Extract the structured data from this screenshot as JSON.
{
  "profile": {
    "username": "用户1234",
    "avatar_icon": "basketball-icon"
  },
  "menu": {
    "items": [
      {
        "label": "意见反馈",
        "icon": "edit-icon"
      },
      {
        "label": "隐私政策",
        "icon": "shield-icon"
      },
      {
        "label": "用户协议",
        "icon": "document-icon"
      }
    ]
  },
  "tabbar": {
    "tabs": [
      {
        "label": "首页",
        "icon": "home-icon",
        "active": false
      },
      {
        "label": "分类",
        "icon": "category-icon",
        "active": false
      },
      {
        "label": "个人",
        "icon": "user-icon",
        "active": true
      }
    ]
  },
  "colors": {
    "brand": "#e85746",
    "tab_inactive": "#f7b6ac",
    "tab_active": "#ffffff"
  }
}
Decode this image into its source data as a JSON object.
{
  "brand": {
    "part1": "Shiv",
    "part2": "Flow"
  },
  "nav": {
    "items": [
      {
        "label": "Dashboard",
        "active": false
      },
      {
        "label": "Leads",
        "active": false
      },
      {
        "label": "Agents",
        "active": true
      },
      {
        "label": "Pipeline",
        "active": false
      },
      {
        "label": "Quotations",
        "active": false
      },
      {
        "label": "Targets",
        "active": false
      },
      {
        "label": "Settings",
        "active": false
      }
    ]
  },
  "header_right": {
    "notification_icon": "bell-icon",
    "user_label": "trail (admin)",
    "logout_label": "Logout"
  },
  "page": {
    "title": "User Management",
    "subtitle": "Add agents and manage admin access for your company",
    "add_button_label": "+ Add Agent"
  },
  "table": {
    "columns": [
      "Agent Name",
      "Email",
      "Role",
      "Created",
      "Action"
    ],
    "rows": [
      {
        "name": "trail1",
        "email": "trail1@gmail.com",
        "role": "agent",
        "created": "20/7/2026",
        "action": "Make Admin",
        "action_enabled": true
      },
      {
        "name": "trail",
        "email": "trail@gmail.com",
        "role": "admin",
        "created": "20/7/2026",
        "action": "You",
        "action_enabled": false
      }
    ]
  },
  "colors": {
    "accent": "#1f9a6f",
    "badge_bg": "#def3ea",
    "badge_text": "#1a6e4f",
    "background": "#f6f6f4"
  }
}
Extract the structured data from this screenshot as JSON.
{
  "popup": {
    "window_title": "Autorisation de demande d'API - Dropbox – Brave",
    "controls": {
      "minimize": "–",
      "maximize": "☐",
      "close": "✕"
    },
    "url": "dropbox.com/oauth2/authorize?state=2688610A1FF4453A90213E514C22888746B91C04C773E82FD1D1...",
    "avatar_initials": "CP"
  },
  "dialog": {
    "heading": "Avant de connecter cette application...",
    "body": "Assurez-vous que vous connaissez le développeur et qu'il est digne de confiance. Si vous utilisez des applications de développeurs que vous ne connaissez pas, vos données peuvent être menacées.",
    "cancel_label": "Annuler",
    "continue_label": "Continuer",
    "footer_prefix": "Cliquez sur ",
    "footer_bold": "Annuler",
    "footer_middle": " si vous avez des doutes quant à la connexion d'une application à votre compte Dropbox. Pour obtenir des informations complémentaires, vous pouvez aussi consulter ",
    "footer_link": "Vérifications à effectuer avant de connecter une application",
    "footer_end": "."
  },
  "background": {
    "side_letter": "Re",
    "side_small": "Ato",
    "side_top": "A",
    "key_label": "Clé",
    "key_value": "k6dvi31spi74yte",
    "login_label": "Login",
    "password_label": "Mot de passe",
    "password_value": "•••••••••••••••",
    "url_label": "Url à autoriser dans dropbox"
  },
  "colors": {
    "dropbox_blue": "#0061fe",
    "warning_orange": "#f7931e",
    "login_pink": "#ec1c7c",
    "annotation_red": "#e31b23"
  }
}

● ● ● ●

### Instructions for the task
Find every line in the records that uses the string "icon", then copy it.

### Expected output
    "avatar_icon": "basketball-icon"
        "icon": "edit-icon"
        "icon": "shield-icon"
        "icon": "document-icon"
        "icon": "home-icon",
        "icon": "category-icon",
        "icon": "user-icon",
    "notification_icon": "bell-icon",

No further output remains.